Diamonds are, apparently, forever, and they are fetching record prices in the rough.

Jeffrey Coolidge | The Image Bank | Getty Images

The alluring sparkle of diamonds is seducing millions more in emerging markets, which the industry believes should keep prices for the precious gems at their current record high for some time.

Diamond prices rose by 17 percent in the first three months of 2011 and sales volumes have continued to be strong since then. De Beers, one of the world’s biggest diamond producers, expects prices for rough diamonds to rise by about 20 per cent this year.

Elizabeth Taylor’s jewellery collection, one of the most famous in the world, including the famous Taj Mahal diamond will be auctioned at Christie’s later this year, with huge interest expected.

Further down the price spectrum, Chinese and Indian consumers will drive demand in the next 25 years, said Stephen Lussier, executive director of De Beers, which is part-owned by Anglo-American, at a recent industry conference organised by the Royal Bank of Canada.

In China, over 11 million couples get married every year, and another 10 million tie the knot in India.

“If one gets to persuade those couples that they are to celebrate engagement and marriage with diamonds those are developments which are just mind boggling,” Glen Turner, commercial director of Gem Diamonds, told CNBC.com.

“We are certainly still seeing very strong sales of Letseng diamonds at tenders in Antwerp,” he said, referring to stones from Lesotho in Southern Africa.

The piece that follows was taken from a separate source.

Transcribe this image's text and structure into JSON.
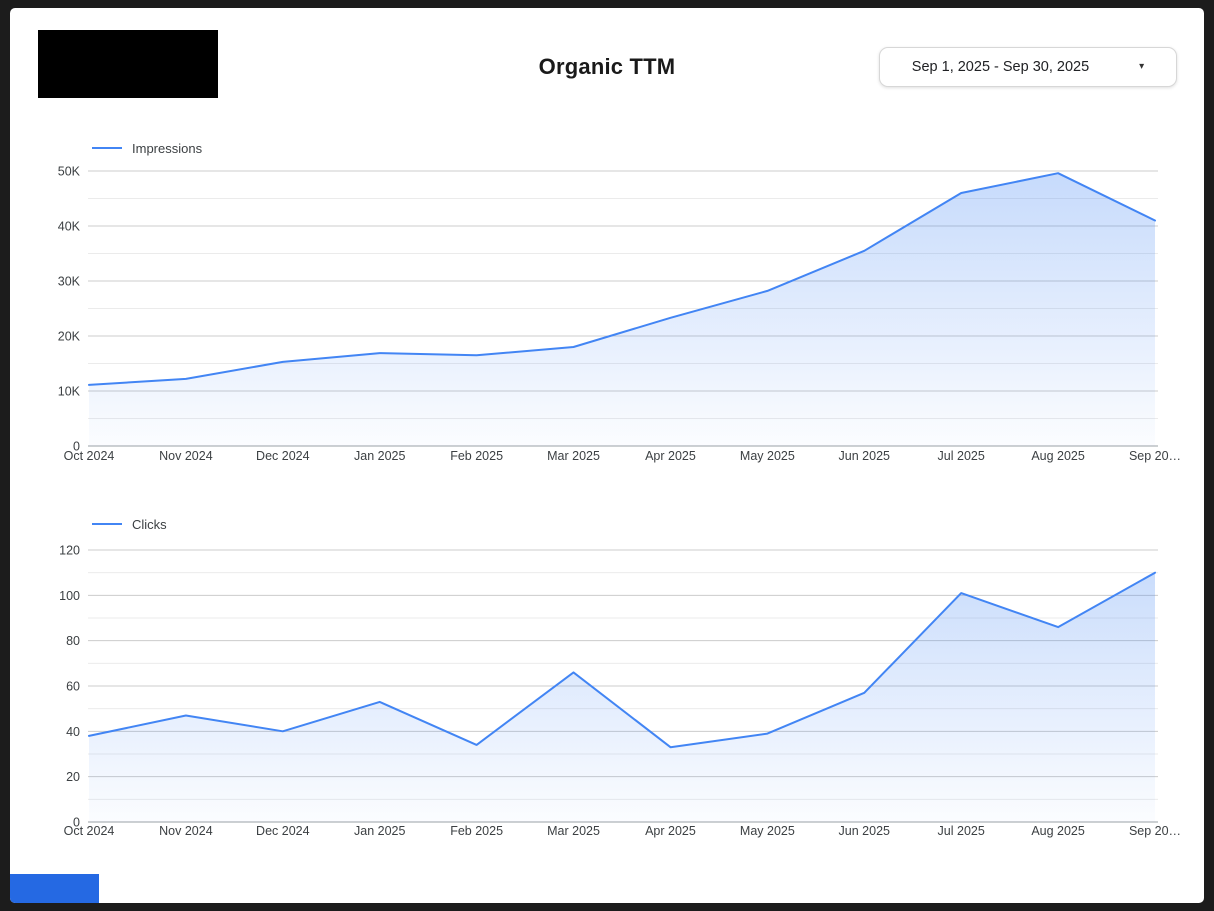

The US is still much the biggest market for diamonds, with around 40 percent of the global market.

While China and Hong Kong currently represent around 10 percent of the market worldwide, this has grown by around 20-30 percent in each of the last five years.

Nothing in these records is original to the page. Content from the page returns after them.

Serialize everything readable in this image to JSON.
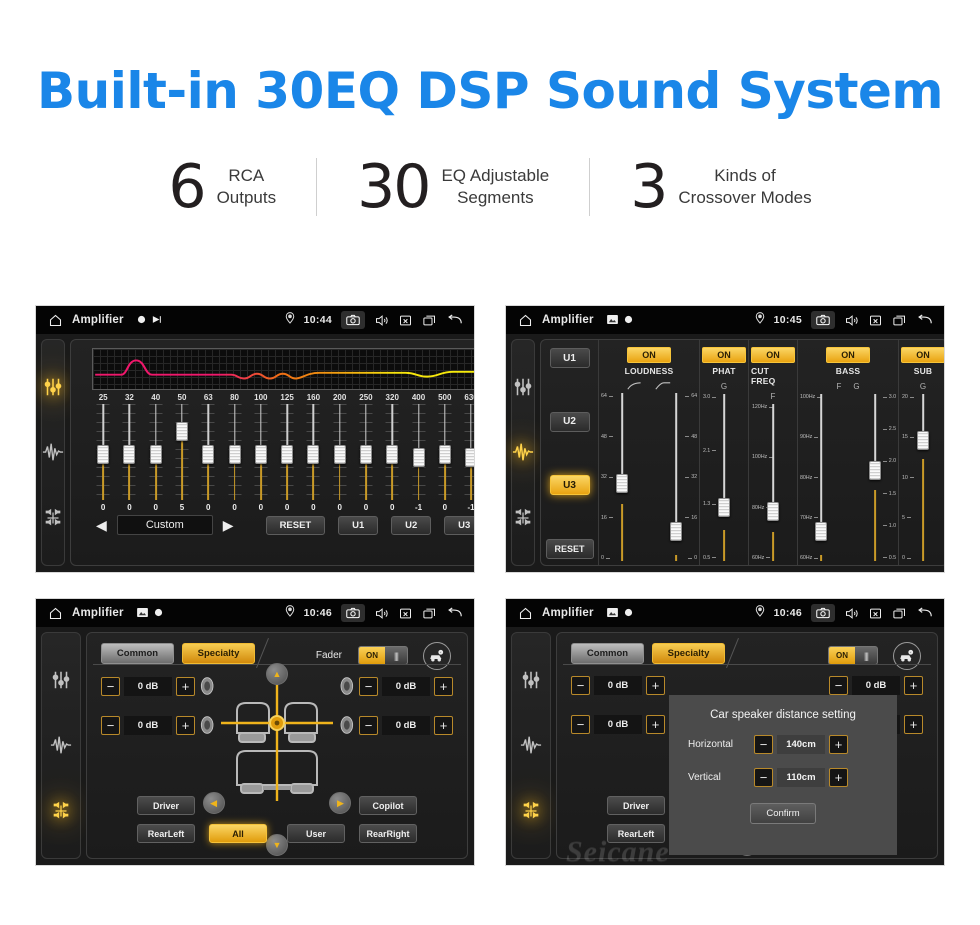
{
  "hero": {
    "title": "Built-in 30EQ DSP Sound System",
    "stats": [
      {
        "number": "6",
        "text": "RCA\nOutputs"
      },
      {
        "number": "30",
        "text": "EQ Adjustable\nSegments"
      },
      {
        "number": "3",
        "text": "Kinds of\nCrossover Modes"
      }
    ]
  },
  "colors": {
    "heading_blue": "#1a86e8",
    "accent_gold": "#e9a311",
    "panel_dark": "#1a1a1a",
    "status_bar": "#040404"
  },
  "panels": {
    "eq": {
      "statusbar": {
        "home_icon": "home-icon",
        "title": "Amplifier",
        "mini_icons": [
          "dot-icon",
          "play-badge-icon"
        ],
        "location_icon": "location-pin-icon",
        "time": "10:44",
        "right_icons": [
          "camera-icon",
          "volume-icon",
          "close-box-icon",
          "recent-apps-icon",
          "back-arrow-icon"
        ]
      },
      "rail_icons": [
        "equalizer-icon",
        "waveform-icon",
        "balance-icon"
      ],
      "rail_active_index": 0,
      "frequencies": [
        "25",
        "32",
        "40",
        "50",
        "63",
        "80",
        "100",
        "125",
        "160",
        "200",
        "250",
        "320",
        "400",
        "500",
        "630"
      ],
      "values": [
        "0",
        "0",
        "0",
        "5",
        "0",
        "0",
        "0",
        "0",
        "0",
        "0",
        "0",
        "0",
        "-1",
        "0",
        "-1"
      ],
      "knob_positions": [
        50,
        50,
        50,
        78,
        50,
        50,
        50,
        50,
        50,
        50,
        50,
        50,
        46,
        50,
        46
      ],
      "prev_label": "◀",
      "next_label": "▶",
      "preset": "Custom",
      "reset_label": "RESET",
      "user_presets": [
        "U1",
        "U2",
        "U3"
      ],
      "expand_icon": "chevron-double-right-icon"
    },
    "loudness": {
      "statusbar": {
        "title": "Amplifier",
        "time": "10:45",
        "mini_icons": [
          "image-icon",
          "dot-icon"
        ]
      },
      "rail_active_index": 1,
      "presets": [
        "U1",
        "U2",
        "U3"
      ],
      "active_preset": "U3",
      "reset_label": "RESET",
      "bands": [
        {
          "name": "LOUDNESS",
          "state": "ON",
          "sub": [
            "curve-low-icon",
            "curve-high-icon"
          ],
          "scale_left": [
            "64",
            "48",
            "32",
            "16",
            "0"
          ],
          "scale_right": [
            "64",
            "48",
            "32",
            "16",
            "0"
          ],
          "knob_left_pct": 40,
          "knob_right_pct": 4
        },
        {
          "name": "PHAT",
          "state": "ON",
          "sub": [
            "G"
          ],
          "scale_left": [
            "3.0",
            "2.1",
            "1.3",
            "0.5"
          ],
          "knob_left_pct": 22
        },
        {
          "name": "CUT FREQ",
          "state": "ON",
          "sub": [
            "F"
          ],
          "scale_left": [
            "120Hz",
            "100Hz",
            "80Hz",
            "60Hz"
          ],
          "knob_left_pct": 22
        },
        {
          "name": "BASS",
          "state": "ON",
          "sub": [
            "F",
            "G"
          ],
          "scale_left": [
            "100Hz",
            "90Hz",
            "80Hz",
            "70Hz",
            "60Hz"
          ],
          "scale_right": [
            "3.0",
            "2.5",
            "2.0",
            "1.5",
            "1.0",
            "0.5"
          ],
          "knob_left_pct": 4,
          "knob_right_pct": 50
        },
        {
          "name": "SUB",
          "state": "ON",
          "sub": [
            "G"
          ],
          "scale_left": [
            "20",
            "15",
            "10",
            "5",
            "0"
          ],
          "knob_left_pct": 72
        }
      ]
    },
    "fader": {
      "statusbar": {
        "title": "Amplifier",
        "time": "10:46"
      },
      "rail_active_index": 2,
      "tabs": [
        {
          "label": "Common",
          "active": false
        },
        {
          "label": "Specialty",
          "active": true
        }
      ],
      "fader_label": "Fader",
      "toggle_state": "ON",
      "car_settings_icon": "car-settings-icon",
      "db_values": [
        "0 dB",
        "0 dB",
        "0 dB",
        "0 dB"
      ],
      "minus_label": "−",
      "plus_label": "+",
      "buttons": [
        {
          "label": "Driver",
          "active": false
        },
        {
          "label": "Copilot",
          "active": false
        },
        {
          "label": "RearLeft",
          "active": false
        },
        {
          "label": "RearRight",
          "active": false
        },
        {
          "label": "All",
          "active": true
        },
        {
          "label": "User",
          "active": false
        }
      ],
      "direction_icons": [
        "arrow-up-icon",
        "arrow-down-icon",
        "arrow-left-icon",
        "arrow-right-icon"
      ],
      "seats_icon": "car-seats-diagram-icon"
    },
    "dialog": {
      "statusbar": {
        "title": "Amplifier",
        "time": "10:46"
      },
      "title": "Car speaker distance setting",
      "rows": [
        {
          "label": "Horizontal",
          "value": "140cm"
        },
        {
          "label": "Vertical",
          "value": "110cm"
        }
      ],
      "minus_label": "−",
      "plus_label": "+",
      "confirm_label": "Confirm",
      "watermark": "Seicane"
    }
  }
}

Fancy Diamonds

High-end Asian buyers are particularly keen on coloured, or “fancy”, diamonds, which are much rarer and can now go for about 100 times as much as similar-sized white diamonds. The Graff Delaire Sunrise, an 18 million euro ($26 million) 118.8-carat yellow emerald cut diamond, is one of the highest-profile diamonds on the market.

China and India will provide around 50 percent of sales growth in the next five years, according to McKinsey & Co research.

As the middle classes are expected to nearly double in size in China and India between 2010-15, if jewellers can persuade them that what they really want is diamonds, miners, traders and jewellers could be in the money.

Chinese jeweller Chow Tai Fook, which paid $35.3 million - the highest price ever for a rough pink diamond - when it bought the 507.5 carat Cullinan Heritage from Petra Diamonds last year, is planning a $2-3 billion IPO in Hong Kong later this year. The jewellery chain is planning to open over 1,000 new jewellery stores by 2020.

If the Chinese per capita income increases to the level of Taiwan in the next 15 years, and if urban Chinese consumers acquire diamonds per capita at the same rate as the Taiwanese, the diamond industry will need to double its output just to meet demand, according to De Beers.

One of the reasons that prices are high at the moment is that many diamond miners reduced production after the credit crunch and are only just returning to pre-crisis levels of output.

There was a notable fall in prices during the downturn. De Beers had to go cap-in-hand to its shareholders, including the Oppenheimer family and the Government of Botswana, for a $1 billion injection, and made a loss in 2009. It has since returned to profit.

Part of the preciousness of diamonds has always been their rarity, which will only increase as millions more potential buyers come onto the market.

“Diamonds are going to become increasingly rare as China and India continue their appetite for diamonds,” Turner said.

He added that Chinese upper middle class consumers seem to be very conscious of wanting real high-end luxury goods, rather than settling for fakes or cheaper imitations.

“Diamonds are different to most other commodities currently being mined by the diversified miners,” analysts at Deutsche Bank wrote in a recent note.

“In both base metals and bulk commodities such as copper and iron ore, there are known resources which can be exploited. By contrast, there are limited known resources and hence very limited new supply is being forecast in diamonds.”